THE PROBLEM
Filter the lines below, keeping each one that holds "icon".

::: TASK INPUT :::

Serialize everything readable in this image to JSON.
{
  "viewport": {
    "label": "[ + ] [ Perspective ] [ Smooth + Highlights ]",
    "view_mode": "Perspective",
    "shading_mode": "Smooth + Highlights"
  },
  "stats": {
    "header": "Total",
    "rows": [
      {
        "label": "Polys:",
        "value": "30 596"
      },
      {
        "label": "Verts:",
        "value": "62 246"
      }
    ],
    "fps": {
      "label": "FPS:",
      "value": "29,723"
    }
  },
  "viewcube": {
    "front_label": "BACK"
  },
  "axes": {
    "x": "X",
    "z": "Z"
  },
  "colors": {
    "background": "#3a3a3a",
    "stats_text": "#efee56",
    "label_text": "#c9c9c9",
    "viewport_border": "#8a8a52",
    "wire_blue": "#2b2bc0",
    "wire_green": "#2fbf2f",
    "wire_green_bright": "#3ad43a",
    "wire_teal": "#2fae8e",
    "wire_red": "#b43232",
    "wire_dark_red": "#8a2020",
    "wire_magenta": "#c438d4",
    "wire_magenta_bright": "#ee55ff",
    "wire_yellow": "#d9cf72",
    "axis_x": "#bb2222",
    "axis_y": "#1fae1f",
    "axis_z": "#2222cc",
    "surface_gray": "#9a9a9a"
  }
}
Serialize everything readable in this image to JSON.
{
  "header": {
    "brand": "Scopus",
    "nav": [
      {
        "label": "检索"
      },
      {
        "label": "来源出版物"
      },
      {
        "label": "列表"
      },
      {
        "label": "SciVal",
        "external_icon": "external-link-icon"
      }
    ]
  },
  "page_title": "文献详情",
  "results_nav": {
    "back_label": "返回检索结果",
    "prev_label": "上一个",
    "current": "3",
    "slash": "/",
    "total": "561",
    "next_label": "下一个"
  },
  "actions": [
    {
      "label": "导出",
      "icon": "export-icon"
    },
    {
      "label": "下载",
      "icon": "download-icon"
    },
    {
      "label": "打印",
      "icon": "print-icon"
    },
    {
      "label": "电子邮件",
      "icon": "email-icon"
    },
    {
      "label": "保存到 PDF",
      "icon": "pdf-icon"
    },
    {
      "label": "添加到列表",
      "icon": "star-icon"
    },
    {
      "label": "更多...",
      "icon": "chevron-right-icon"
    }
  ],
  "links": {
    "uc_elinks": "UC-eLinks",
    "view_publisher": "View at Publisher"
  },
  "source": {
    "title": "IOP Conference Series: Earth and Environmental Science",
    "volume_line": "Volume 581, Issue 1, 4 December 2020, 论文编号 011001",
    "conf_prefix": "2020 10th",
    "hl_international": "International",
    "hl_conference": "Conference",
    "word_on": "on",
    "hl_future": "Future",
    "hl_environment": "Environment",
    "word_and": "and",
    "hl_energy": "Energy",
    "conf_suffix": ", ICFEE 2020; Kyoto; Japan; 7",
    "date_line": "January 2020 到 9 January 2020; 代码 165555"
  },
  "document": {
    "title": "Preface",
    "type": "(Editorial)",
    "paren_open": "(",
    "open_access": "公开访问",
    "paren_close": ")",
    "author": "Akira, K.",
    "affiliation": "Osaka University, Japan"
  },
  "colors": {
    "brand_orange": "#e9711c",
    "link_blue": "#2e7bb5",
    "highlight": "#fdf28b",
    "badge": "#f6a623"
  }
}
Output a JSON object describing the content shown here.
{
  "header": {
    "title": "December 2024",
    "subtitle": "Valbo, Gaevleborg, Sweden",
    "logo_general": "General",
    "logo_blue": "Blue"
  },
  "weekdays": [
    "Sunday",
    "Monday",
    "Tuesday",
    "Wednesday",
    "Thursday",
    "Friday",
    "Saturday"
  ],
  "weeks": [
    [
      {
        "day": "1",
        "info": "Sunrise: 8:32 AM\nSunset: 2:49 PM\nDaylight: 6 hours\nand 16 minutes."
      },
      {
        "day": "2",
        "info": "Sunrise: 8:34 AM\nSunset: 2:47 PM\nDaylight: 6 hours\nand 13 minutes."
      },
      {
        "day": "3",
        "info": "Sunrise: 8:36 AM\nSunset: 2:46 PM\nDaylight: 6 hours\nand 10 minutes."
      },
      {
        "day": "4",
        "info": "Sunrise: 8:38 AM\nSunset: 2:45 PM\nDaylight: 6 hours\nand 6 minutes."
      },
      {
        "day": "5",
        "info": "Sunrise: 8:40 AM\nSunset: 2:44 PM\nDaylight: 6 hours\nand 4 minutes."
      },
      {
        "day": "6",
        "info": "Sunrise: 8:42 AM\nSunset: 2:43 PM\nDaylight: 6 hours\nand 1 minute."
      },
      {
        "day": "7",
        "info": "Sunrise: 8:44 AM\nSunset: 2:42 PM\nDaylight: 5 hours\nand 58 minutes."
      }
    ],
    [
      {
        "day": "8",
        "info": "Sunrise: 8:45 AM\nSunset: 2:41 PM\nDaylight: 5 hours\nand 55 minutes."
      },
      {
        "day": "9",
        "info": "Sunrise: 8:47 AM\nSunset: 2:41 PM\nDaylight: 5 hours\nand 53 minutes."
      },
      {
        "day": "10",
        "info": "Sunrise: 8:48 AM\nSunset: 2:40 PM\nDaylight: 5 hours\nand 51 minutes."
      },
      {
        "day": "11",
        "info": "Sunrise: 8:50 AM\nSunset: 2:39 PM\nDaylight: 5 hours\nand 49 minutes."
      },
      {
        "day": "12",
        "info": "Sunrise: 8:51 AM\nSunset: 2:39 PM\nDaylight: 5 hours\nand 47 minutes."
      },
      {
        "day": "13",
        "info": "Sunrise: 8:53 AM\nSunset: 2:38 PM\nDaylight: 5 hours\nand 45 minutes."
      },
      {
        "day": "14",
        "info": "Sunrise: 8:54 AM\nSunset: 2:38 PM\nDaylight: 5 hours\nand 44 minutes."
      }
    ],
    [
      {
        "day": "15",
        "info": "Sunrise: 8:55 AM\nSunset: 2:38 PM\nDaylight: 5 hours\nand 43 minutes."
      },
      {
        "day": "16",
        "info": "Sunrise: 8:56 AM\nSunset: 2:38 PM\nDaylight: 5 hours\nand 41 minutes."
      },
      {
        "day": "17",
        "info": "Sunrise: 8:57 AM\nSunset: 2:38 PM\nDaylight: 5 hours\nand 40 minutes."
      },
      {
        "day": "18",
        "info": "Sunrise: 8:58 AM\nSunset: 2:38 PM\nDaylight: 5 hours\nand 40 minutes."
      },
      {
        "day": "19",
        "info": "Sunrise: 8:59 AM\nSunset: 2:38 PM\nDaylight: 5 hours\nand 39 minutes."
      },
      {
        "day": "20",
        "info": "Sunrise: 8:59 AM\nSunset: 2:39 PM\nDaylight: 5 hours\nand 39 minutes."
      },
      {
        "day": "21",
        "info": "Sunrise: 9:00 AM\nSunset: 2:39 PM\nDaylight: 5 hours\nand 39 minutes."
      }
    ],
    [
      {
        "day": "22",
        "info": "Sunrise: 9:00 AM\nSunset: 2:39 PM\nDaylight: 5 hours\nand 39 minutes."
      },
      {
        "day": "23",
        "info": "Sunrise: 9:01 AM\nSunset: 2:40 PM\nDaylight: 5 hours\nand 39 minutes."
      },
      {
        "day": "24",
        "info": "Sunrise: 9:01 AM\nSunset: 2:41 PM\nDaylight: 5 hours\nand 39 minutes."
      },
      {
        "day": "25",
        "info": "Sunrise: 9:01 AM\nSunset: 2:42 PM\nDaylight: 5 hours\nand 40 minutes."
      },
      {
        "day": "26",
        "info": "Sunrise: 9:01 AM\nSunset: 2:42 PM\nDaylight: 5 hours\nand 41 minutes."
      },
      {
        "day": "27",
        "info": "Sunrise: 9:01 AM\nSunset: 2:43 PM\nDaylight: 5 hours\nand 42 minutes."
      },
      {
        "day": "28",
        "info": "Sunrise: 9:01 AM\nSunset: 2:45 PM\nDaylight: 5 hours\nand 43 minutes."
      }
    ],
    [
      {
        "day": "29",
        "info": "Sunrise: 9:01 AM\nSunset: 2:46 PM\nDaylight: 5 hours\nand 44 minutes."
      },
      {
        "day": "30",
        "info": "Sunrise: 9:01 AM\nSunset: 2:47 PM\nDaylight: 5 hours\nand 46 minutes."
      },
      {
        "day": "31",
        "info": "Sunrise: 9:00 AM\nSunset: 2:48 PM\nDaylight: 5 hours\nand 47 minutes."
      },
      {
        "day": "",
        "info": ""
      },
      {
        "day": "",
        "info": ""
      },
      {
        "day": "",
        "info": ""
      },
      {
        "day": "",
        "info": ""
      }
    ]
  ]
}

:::

WRITTEN REPLY
        "external_icon": "external-link-icon"
      "icon": "export-icon"
      "icon": "download-icon"
      "icon": "print-icon"
      "icon": "email-icon"
      "icon": "pdf-icon"
      "icon": "star-icon"
      "icon": "chevron-right-icon"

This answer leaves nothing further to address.